[App and web page records]
□ □ □ □ □

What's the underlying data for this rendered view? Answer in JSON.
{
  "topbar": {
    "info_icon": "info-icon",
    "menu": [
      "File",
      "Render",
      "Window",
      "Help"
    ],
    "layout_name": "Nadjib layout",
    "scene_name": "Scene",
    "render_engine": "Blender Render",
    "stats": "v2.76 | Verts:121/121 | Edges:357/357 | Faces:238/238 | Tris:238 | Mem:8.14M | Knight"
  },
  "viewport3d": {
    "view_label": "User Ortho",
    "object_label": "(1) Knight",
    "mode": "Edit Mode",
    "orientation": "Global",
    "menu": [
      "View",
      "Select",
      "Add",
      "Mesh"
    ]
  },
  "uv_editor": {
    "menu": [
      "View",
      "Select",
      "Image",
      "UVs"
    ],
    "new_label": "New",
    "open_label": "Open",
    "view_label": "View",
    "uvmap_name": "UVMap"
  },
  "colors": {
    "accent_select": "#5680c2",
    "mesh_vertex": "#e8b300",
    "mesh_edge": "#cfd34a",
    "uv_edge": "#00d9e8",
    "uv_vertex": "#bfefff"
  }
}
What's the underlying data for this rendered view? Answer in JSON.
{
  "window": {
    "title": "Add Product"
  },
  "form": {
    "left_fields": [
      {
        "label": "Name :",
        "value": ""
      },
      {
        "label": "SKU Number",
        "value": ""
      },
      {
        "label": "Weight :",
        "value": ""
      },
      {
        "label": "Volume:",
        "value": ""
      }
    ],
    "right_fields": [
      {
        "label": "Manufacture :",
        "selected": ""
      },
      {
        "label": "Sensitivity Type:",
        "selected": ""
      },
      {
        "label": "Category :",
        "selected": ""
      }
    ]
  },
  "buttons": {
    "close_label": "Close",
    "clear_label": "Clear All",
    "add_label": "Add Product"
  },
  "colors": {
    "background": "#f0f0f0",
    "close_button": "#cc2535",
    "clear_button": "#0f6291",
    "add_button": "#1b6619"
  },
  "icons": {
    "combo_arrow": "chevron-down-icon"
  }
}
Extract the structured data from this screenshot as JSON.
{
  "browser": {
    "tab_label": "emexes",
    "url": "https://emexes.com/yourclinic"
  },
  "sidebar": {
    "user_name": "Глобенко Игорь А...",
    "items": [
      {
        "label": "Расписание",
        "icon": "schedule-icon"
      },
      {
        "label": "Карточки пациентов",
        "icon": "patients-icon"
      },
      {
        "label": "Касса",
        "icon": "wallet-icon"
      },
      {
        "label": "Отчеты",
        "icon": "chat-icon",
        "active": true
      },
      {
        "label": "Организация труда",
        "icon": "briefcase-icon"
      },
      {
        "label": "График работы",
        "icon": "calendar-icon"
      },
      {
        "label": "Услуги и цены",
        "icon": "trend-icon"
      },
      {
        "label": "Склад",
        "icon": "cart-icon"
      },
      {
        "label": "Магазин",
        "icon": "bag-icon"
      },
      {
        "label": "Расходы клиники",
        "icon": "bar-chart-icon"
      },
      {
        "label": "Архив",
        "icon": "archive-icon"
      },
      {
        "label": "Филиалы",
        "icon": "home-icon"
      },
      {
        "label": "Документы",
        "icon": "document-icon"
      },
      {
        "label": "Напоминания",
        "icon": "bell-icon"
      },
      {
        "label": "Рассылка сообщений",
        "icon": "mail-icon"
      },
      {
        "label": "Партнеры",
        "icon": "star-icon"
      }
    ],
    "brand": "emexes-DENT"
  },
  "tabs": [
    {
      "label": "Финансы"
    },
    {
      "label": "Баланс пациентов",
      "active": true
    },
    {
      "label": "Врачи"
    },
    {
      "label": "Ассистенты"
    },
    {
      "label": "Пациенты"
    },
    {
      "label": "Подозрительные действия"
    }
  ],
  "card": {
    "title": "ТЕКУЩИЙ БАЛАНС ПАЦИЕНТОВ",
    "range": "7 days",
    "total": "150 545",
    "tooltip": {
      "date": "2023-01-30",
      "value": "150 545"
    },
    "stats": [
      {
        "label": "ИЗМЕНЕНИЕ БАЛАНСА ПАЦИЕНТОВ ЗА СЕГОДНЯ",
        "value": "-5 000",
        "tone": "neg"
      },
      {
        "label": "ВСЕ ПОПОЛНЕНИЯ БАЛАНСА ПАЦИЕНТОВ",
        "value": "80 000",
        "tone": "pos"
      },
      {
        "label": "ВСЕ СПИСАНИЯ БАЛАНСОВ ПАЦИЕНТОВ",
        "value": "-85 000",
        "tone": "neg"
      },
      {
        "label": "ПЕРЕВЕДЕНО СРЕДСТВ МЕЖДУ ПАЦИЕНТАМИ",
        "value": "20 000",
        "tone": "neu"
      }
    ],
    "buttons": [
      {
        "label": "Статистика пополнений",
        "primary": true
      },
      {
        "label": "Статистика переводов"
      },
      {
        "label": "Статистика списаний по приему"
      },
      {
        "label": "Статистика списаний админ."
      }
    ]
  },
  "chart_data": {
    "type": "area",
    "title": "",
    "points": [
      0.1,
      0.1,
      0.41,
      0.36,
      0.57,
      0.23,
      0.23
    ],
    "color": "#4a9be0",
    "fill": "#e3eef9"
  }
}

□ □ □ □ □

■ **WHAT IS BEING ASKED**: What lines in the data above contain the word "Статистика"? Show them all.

■ **ANSWER TO THE PROBLEM**:
        "label": "Статистика пополнений",
        "label": "Статистика переводов"
        "label": "Статистика списаний по приему"
        "label": "Статистика списаний админ."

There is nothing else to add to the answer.